Until relatively recently, ï¿½GPSï¿½ was an acronym familiar only to gearheads and a few fatcats who were able to access the U.S. Governmentï¿½s Global Positioning Satellite system to steer their BMWs to the nearest Taco Bell. But the ever-shrinking costs of the technology, combined with the further de-scrambling of GPS signals in 2000, have given an increasing number of civilians unprecedented accuracy. For as little as a hundred bucks, the average Joe can pick up a basic receiver and access signals from the governmentï¿½s 24 GPS satellites, pinpointing his position with an accuracy of up to five or ten feet.
Rain or shine, a GPS receiver with a clear view of the sky uses radio signals to determine the exact distance from a minimum of four orbiting satellites. In just a few seconds, the receiver applies a trigonometric formula and determines the exact latitude, longitude, and elevation at the userï¿½s location. The military still monopolizes the most accurate signals, but Joe Six-Pack just needs to find his way back to the car, not drop a daisy-cutter on a machine gun nest.
The GPS unit can also direct the user to ï¿½waypointsï¿½ that have been fixed into the receiverï¿½s memory. These can be points that the user has already been to, giving the GPS owner the remarkable ability to never get lost (although dead batteries and unread instruction manuals should ensure that the heart-wrenching ï¿½lost in the woodsï¿½ literary sub-genre never goes completely out of style). Or, instead of retracing their steps, GPS users can also seek out latitude and longitude coordinates that someone else has told them about, perhaps a spectacular hidden spot, or a place where something has been left for them to find. Hence ï¿½geocaching.ï¿½

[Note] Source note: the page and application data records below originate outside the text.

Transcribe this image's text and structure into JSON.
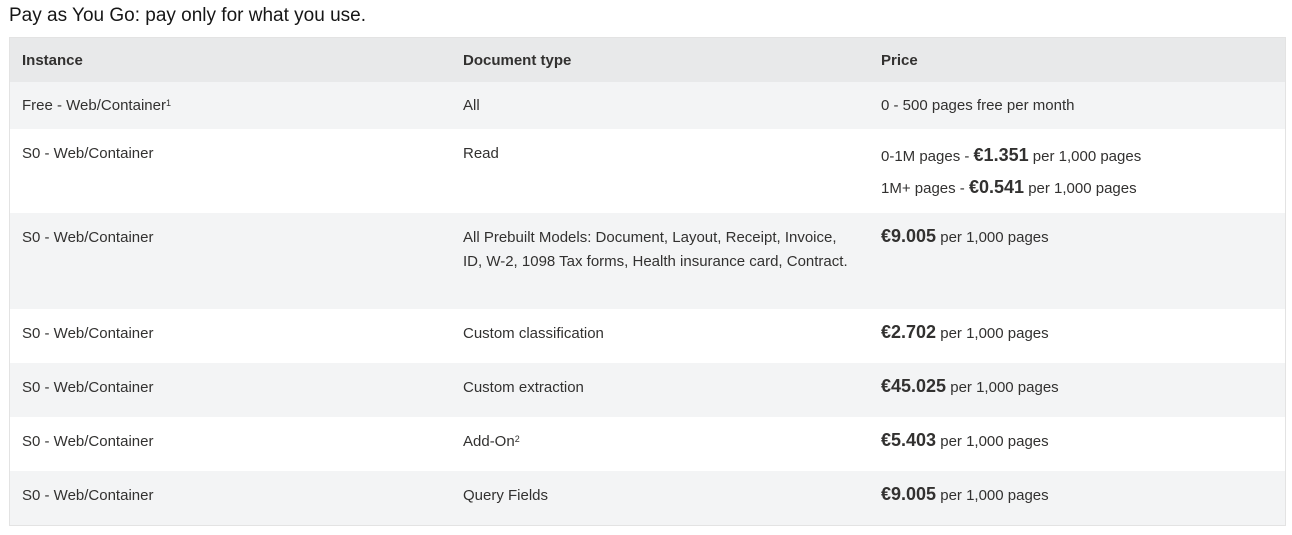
{
  "title": "Pay as You Go: pay only for what you use.",
  "table": {
    "headers": [
      "Instance",
      "Document type",
      "Price"
    ],
    "rows": [
      {
        "instance": "Free - Web/Container",
        "instance_sup": "1",
        "doc_type": "All",
        "doc_sup": "",
        "price_text": "0 - 500 pages free per month"
      },
      {
        "instance": "S0 - Web/Container",
        "instance_sup": "",
        "doc_type": "Read",
        "doc_sup": "",
        "tiers": [
          {
            "prefix": "0-1M pages - ",
            "amount": "€1.351",
            "suffix": " per 1,000 pages"
          },
          {
            "prefix": "1M+ pages - ",
            "amount": "€0.541",
            "suffix": " per 1,000 pages"
          }
        ]
      },
      {
        "instance": "S0 - Web/Container",
        "instance_sup": "",
        "doc_type": "All Prebuilt Models: Document, Layout, Receipt, Invoice, ID, W-2, 1098 Tax forms, Health insurance card, Contract.",
        "doc_sup": "",
        "amount": "€9.005",
        "suffix": " per 1,000 pages"
      },
      {
        "instance": "S0 - Web/Container",
        "instance_sup": "",
        "doc_type": "Custom classification",
        "doc_sup": "",
        "amount": "€2.702",
        "suffix": " per 1,000 pages"
      },
      {
        "instance": "S0 - Web/Container",
        "instance_sup": "",
        "doc_type": "Custom extraction",
        "doc_sup": "",
        "amount": "€45.025",
        "suffix": " per 1,000 pages"
      },
      {
        "instance": "S0 - Web/Container",
        "instance_sup": "",
        "doc_type": "Add-On",
        "doc_sup": "2",
        "amount": "€5.403",
        "suffix": " per 1,000 pages"
      },
      {
        "instance": "S0 - Web/Container",
        "instance_sup": "",
        "doc_type": "Query Fields",
        "doc_sup": "",
        "amount": "€9.005",
        "suffix": " per 1,000 pages"
      }
    ]
  }
}
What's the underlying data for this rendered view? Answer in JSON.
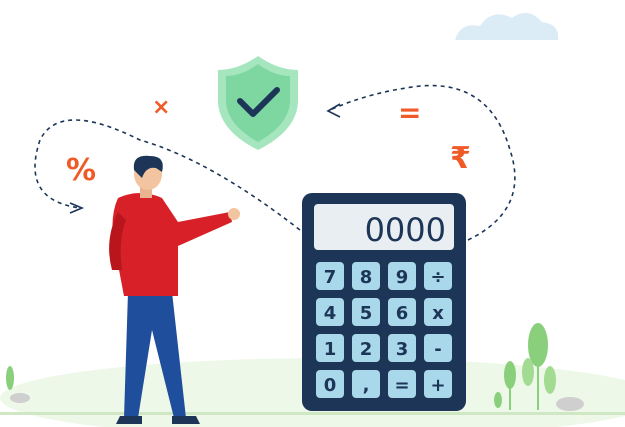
{
  "scene": {
    "floating_symbols": {
      "times": "×",
      "percent": "%",
      "equals": "=",
      "rupee": "₹"
    },
    "calculator": {
      "display": "0000",
      "keys": [
        [
          "7",
          "8",
          "9",
          "÷"
        ],
        [
          "4",
          "5",
          "6",
          "x"
        ],
        [
          "1",
          "2",
          "3",
          "-"
        ],
        [
          "0",
          ",",
          "=",
          "+"
        ]
      ]
    },
    "colors": {
      "accent_orange": "#f05a28",
      "calculator_body": "#1d3557",
      "key_face": "#a8d8ea",
      "display_face": "#e9eef2",
      "shield_green": "#7ed6a0",
      "shirt_red": "#d72027",
      "pants_blue": "#1f4e9c",
      "plant_green": "#8ad07c"
    },
    "icons": [
      "shield-check-icon",
      "cloud-icon",
      "person-illustration",
      "plant-icon"
    ]
  }
}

Geocaching involves leaving ï¿½cachesï¿½ in wild, or not-so-wild, places and posting the coordinates online, so that other GPS users can find them. The caches consist of ammo boxes or Tupperware containers full of small-time rewards like toy cars and postcards which you are supposed to trade out with some of your own junk. The official website, ww.geocaching.com, lists the waypoints for nearly 50,000 caches in 166 countries, including all 50 states. There are around 150 caches hidden in Montana alone, and at least a couple dozen in or near Bozeman.
The degree of difficulty in finding caches can vary widely. A cache hidden in a shrub next to a parking lot simply involves a bit of driving around, while a cache at the bottom of a cliff in the remotest wilderness will have fewer visitors. Caches can also incorporate numerous variations, such as the tracking of ï¿½travel bugsï¿½ that geocachers take from one cache and move to the next, and ï¿½multicachesï¿½ where waypoint coordinates are hidden in successive caches.
I started my career as a cache hunter by tracking down one of the most popular caches in Bozeman, which is also naturally one of the easiest to find. Labeled ï¿½Urban Bridgesï¿½ on geocaching.com, the cache is hidden off a set of trails on the edge of town. A number of people who had logged their find of the cache on the website had complained about being on the wrong side of a river while following their GPS units to the cache. As amazing as the technology is, the GPS normally wonï¿½t tell you the best route unless you shell out for sophisticated mapping software. The basic unit just gives you a big arrow that more or less says, ï¿½Go that way,ï¿½ without any consideration for whatever difficult terrain may lie between you and your goal.
The fools, I thought. The cache is named after a bridge, which I thought was a pretty good indication of the easiest route. After crossing the only bridge in sight, my receiver began to tick off the decreasing distance to the cache: 500 feet, then 400 feet, and so on until at around 70 feet the arrow pointed directly off the trail. I wandered into the thick brush and began scanning for the cache. As the GPS got to around 10 or 15 feet, the arrow suddenly flipped around. This was about the limit of the GPSï¿½s accuracy. A space of around 15-20 feet in diameter doesnï¿½t sound like a lot, but in the midst of all that underbrush it was a lot of ground to cover.
It took a few minutes of scrounging under a variety of woodland debris, but I finally found the cache, a small Tupperware container filled up with kite string, refrigerator magnets, and plastic farm animals. I left a squeaky toy and decided not to take anything. After writing a blurb in the cacheï¿½s logbook, I fled the scene before the mosquitoes could finish me off.
After this initial success, I was hooked, and even hid my own cache recently. Likewise, geocaching is mushrooming in and around Bozeman. New Bozeman caches appear on geocaching.com on a regular basis, and the list of geocachers in the area keeps getting longer. For tips on getting started in geocaching, be sure to check out the website.